When I started Euroffice and later XLN Telecom, we were startups with no employees facing global competitors such as Viking and BT, respectively. Both were well entrenched market leaders with little concern about startups disrupting their traditional markets.
Our strategy from day one was to take a transparent approach with our customers rather than go with the industry norms in charging hidden costs. But this would have been of little benefit unless we exposed all the hidden costs charged by our big competitors. It worked and we gained the trust of our small business customers while gaining significant market share from the big companies.
You may be able to ‘get away’ with charging hidden costs – even the most established companies do – but it certainly doesn’t provide the best experience for the customer. And it gets much worse when those pricing tactics are exposed by a competitor.
How many times have you fallen for that amazing deal with a low-cost airline, just to realise you’ll be charged for everything from credit card fees to bringing luggage? It’s just like when you find a bargain online and are then hit with an extortionate delivery price. What at first seems to be a great deal ends up leaving a bad taste in your mouth.
Some office supplies companies are charging for completely useless services. Many apply an optional insurance fee when delivering orders, when the truth is the company itself will be liable for damage before or during delivery.
Utility and mobile phone companies are notorious for getting more money by locking customers into long contracts with hefty fee to switch suppliers. Their pricing schemes are so complex and opaque that you are unable to compare tariffs nor understand their notifications of price hikes.

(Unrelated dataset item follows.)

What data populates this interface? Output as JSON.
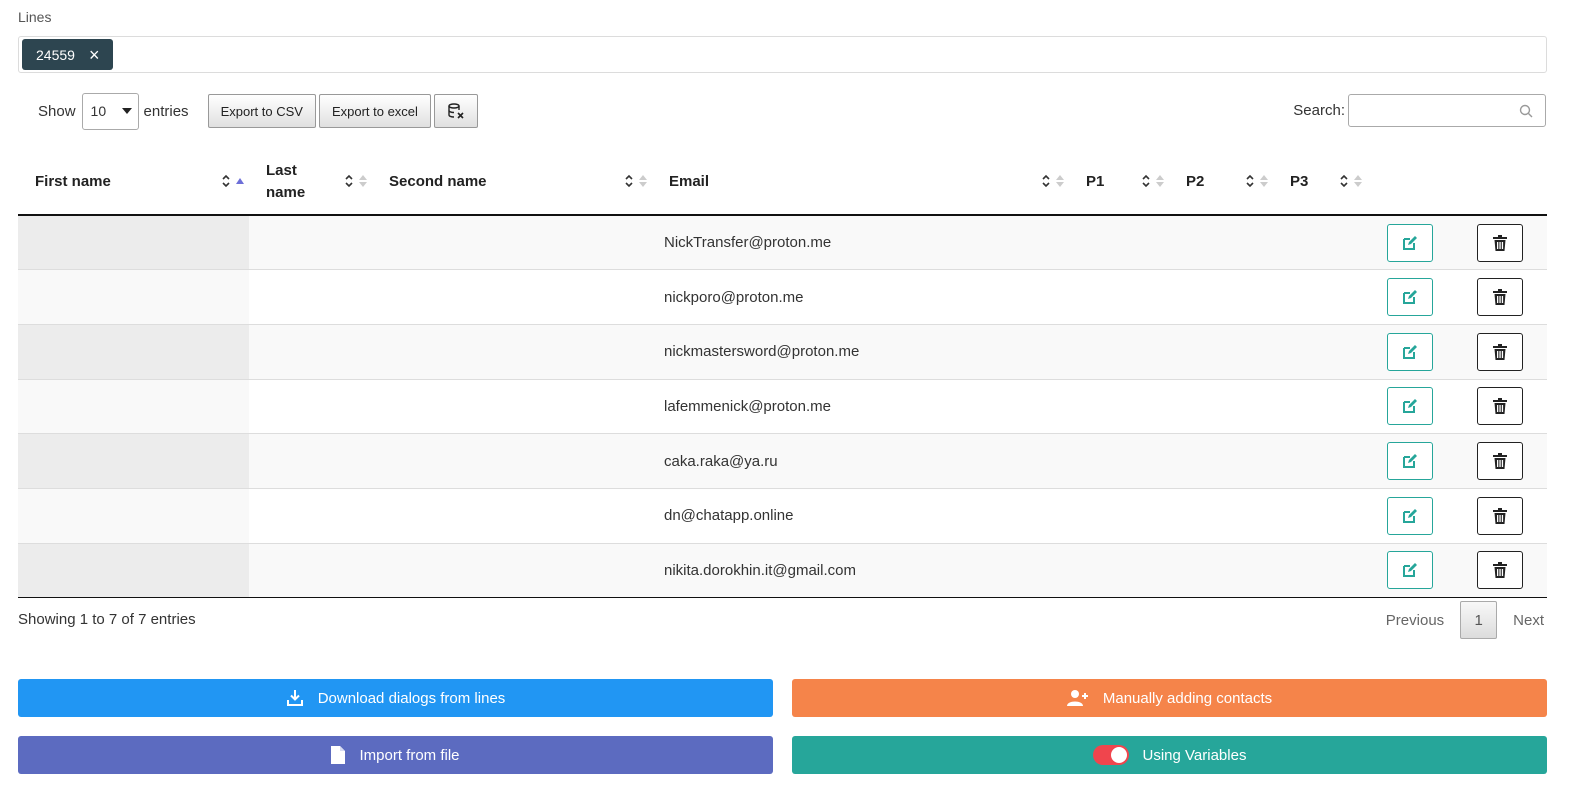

Do you really want to use sneaky tactics to get more revenue? My advice is to be open and honest with your customers from the start. Your aim should be to keep your customers happy, and they will pay you with their trust, repeated custom and positive reviews. In the long run, sneaky fine print will come back to bite.